Do you want the good news, or the bad news? Let’s start with the bad.

The World Economic Forum’s (WEF) Future of Jobs study predicts that 5 million jobs will be lost before 2020 as artificial intelligence, robotics, nanotechnology and other socio-economic factors replace the need for human workers.

The good news? The report says this very same technology will create 2.1 million jobs. But very different jobs from the 5 million to be lost. Actually that isn’t good news at all.

So at the CIPD conference earlier this month it is no surprise that a key theme was a rallying cry to the HR industry, to step up to the challenge and help shape the ‘human’ future of work.

What does all this mean for the future of work?

Put succinctly by the WEF:

“if a routine task can be performed cheaper, faster and better by a robot, there is a chance it will be. What is also true – and even more certain – is that machines push us to specialize in our competitive advantages: more “human” work, creative and social intelligence, interpersonal and non-routine tasks are what makes us resilient and adaptive to change.”    

What does this mean for employees?

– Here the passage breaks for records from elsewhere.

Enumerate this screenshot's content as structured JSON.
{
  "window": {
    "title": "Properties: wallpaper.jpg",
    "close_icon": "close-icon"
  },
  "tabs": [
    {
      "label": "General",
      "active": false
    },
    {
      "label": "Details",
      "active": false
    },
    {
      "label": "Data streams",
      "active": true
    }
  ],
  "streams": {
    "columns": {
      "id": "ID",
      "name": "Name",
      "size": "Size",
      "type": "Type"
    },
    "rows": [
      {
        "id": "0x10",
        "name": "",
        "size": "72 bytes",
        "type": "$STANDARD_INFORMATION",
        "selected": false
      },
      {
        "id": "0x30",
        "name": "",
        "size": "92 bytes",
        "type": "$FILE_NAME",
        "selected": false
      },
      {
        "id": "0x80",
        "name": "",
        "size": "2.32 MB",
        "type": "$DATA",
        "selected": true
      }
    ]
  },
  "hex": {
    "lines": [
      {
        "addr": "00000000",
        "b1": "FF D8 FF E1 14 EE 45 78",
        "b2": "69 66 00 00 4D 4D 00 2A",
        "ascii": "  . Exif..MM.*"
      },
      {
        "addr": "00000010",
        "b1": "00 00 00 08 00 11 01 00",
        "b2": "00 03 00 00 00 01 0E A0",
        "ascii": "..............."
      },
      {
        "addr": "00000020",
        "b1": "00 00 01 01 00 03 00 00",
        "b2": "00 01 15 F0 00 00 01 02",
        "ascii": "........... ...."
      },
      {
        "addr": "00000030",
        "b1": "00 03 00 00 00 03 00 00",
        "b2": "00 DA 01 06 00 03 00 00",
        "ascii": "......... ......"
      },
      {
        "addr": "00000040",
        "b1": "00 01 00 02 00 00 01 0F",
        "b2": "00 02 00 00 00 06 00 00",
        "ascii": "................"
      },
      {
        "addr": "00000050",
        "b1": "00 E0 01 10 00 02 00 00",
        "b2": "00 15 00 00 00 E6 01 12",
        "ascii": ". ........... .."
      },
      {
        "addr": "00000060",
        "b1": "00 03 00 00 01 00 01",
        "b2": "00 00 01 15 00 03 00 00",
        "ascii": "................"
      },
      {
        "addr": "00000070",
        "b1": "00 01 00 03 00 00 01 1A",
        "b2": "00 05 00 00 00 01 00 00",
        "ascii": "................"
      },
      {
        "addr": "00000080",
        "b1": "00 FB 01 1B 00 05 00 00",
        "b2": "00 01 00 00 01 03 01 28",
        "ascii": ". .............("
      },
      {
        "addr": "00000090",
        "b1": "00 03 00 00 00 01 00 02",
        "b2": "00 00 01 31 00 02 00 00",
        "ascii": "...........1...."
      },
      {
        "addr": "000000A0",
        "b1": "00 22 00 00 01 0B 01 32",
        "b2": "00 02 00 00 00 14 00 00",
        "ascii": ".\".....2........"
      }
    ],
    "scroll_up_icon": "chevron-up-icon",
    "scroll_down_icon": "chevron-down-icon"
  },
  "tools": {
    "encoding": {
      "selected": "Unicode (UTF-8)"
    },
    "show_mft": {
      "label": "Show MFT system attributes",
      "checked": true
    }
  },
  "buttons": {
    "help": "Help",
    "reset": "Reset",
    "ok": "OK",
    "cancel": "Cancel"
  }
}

It is a somewhat frightening parallel to the decline of traditional industry.  People have talked at length about the need for core sectors to evolve or face becoming irrelevant. Now this adaptiveness has come down to a more personal level than ever before.  If we can’t learn to ‘keep learning’ we run the risk of becoming outdated as purposeful human beings.

Perhaps as some form of consolation for us mere mortals, the World Economic Forum has published a study that sets out the skill sets people will need, to be fully equipped for this future world of work.

In summary, we need to have a strong EQ and a good IQ. In other words we need to ‘play nicely’ with other people and whether we are old dogs or not, keep learning new tricks.

What does this mean for employers and the HR function?

We have to stop recruiting people solely for what they know today.

We have to stop hiring the ‘hotshot’ and pinning all our hopes on them. And we have to start looking at ways of binding together the teams we already have, so they achieve more together. As Margaret Heffernan, author of Wilfull Blindness put it: “We have spent time evaluating the bricks when the mortar really counts.”

The sharing economy got there before us on that one. Connectivity combined with collaboration is already showing us how scarce resources can be used more efficiently for the benefit of greater numbers of people.

HR teams need to play a key role in unlocking this kind of increased value within companies. Purposeful, social collaboration is suddenly an important source of competitive advantage.

We also need to crack the challenge of teaching concepts that are really difficult to convey: non-routine analytical and non-routine interpersonal skills.  These are the things that mark us out as human. But of late, we have moved many people to learn standardized skills in favour of consistency and perfection, because this is what our customers expect.

But perhaps therein lies the ‘real’ good news. Instead of work turning people in to robots, maybe the use of robots can free people up, to make companies work in more human ways.